Your assignment:
Provide the entries once more, identical in every word.

[Data records for software interfaces]
-- Opening Marker --

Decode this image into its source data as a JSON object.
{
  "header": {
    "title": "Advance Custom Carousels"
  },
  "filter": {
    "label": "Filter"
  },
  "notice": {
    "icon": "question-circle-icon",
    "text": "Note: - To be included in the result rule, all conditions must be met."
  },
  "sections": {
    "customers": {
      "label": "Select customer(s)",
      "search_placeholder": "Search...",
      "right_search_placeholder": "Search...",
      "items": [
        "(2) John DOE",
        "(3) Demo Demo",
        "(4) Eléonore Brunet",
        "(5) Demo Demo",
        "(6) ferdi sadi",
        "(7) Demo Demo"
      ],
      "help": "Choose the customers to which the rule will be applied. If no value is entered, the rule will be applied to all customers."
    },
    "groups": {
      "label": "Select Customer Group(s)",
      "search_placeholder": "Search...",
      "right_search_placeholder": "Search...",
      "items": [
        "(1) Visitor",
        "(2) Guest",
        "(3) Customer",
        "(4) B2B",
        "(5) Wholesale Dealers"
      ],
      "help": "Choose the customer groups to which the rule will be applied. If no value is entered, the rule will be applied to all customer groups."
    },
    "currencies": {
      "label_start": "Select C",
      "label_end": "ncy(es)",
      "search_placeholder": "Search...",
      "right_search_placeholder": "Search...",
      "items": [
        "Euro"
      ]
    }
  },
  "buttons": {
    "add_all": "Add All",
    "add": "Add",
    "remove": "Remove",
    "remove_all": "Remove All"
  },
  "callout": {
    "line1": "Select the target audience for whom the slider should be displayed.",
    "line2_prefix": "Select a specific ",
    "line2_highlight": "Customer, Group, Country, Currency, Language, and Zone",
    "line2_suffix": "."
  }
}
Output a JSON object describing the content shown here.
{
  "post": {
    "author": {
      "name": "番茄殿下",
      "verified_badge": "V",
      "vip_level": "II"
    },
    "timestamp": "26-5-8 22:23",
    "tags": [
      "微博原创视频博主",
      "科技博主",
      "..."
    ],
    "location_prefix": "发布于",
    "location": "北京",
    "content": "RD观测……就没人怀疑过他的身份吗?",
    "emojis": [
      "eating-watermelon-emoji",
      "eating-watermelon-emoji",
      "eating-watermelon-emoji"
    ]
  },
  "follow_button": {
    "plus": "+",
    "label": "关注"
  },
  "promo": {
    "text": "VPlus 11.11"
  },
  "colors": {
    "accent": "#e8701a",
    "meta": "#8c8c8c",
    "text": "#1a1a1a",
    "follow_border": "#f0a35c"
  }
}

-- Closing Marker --

Response to this task:
Decode this image into its source data as a JSON object.
{
  "header": {
    "title": "Advance Custom Carousels"
  },
  "filter": {
    "label": "Filter"
  },
  "notice": {
    "icon": "question-circle-icon",
    "text": "Note: - To be included in the result rule, all conditions must be met."
  },
  "sections": {
    "customers": {
      "label": "Select customer(s)",
      "search_placeholder": "Search...",
      "right_search_placeholder": "Search...",
      "items": [
        "(2) John DOE",
        "(3) Demo Demo",
        "(4) Eléonore Brunet",
        "(5) Demo Demo",
        "(6) ferdi sadi",
        "(7) Demo Demo"
      ],
      "help": "Choose the customers to which the rule will be applied. If no value is entered, the rule will be applied to all customers."
    },
    "groups": {
      "label": "Select Customer Group(s)",
      "search_placeholder": "Search...",
      "right_search_placeholder": "Search...",
      "items": [
        "(1) Visitor",
        "(2) Guest",
        "(3) Customer",
        "(4) B2B",
        "(5) Wholesale Dealers"
      ],
      "help": "Choose the customer groups to which the rule will be applied. If no value is entered, the rule will be applied to all customer groups."
    },
    "currencies": {
      "label_start": "Select C",
      "label_end": "ncy(es)",
      "search_placeholder": "Search...",
      "right_search_placeholder": "Search...",
      "items": [
        "Euro"
      ]
    }
  },
  "buttons": {
    "add_all": "Add All",
    "add": "Add",
    "remove": "Remove",
    "remove_all": "Remove All"
  },
  "callout": {
    "line1": "Select the target audience for whom the slider should be displayed.",
    "line2_prefix": "Select a specific ",
    "line2_highlight": "Customer, Group, Country, Currency, Language, and Zone",
    "line2_suffix": "."
  }
}
Output a JSON object describing the content shown here.
{
  "post": {
    "author": {
      "name": "番茄殿下",
      "verified_badge": "V",
      "vip_level": "II"
    },
    "timestamp": "26-5-8 22:23",
    "tags": [
      "微博原创视频博主",
      "科技博主",
      "..."
    ],
    "location_prefix": "发布于",
    "location": "北京",
    "content": "RD观测……就没人怀疑过他的身份吗?",
    "emojis": [
      "eating-watermelon-emoji",
      "eating-watermelon-emoji",
      "eating-watermelon-emoji"
    ]
  },
  "follow_button": {
    "plus": "+",
    "label": "关注"
  },
  "promo": {
    "text": "VPlus 11.11"
  },
  "colors": {
    "accent": "#e8701a",
    "meta": "#8c8c8c",
    "text": "#1a1a1a",
    "follow_border": "#f0a35c"
  }
}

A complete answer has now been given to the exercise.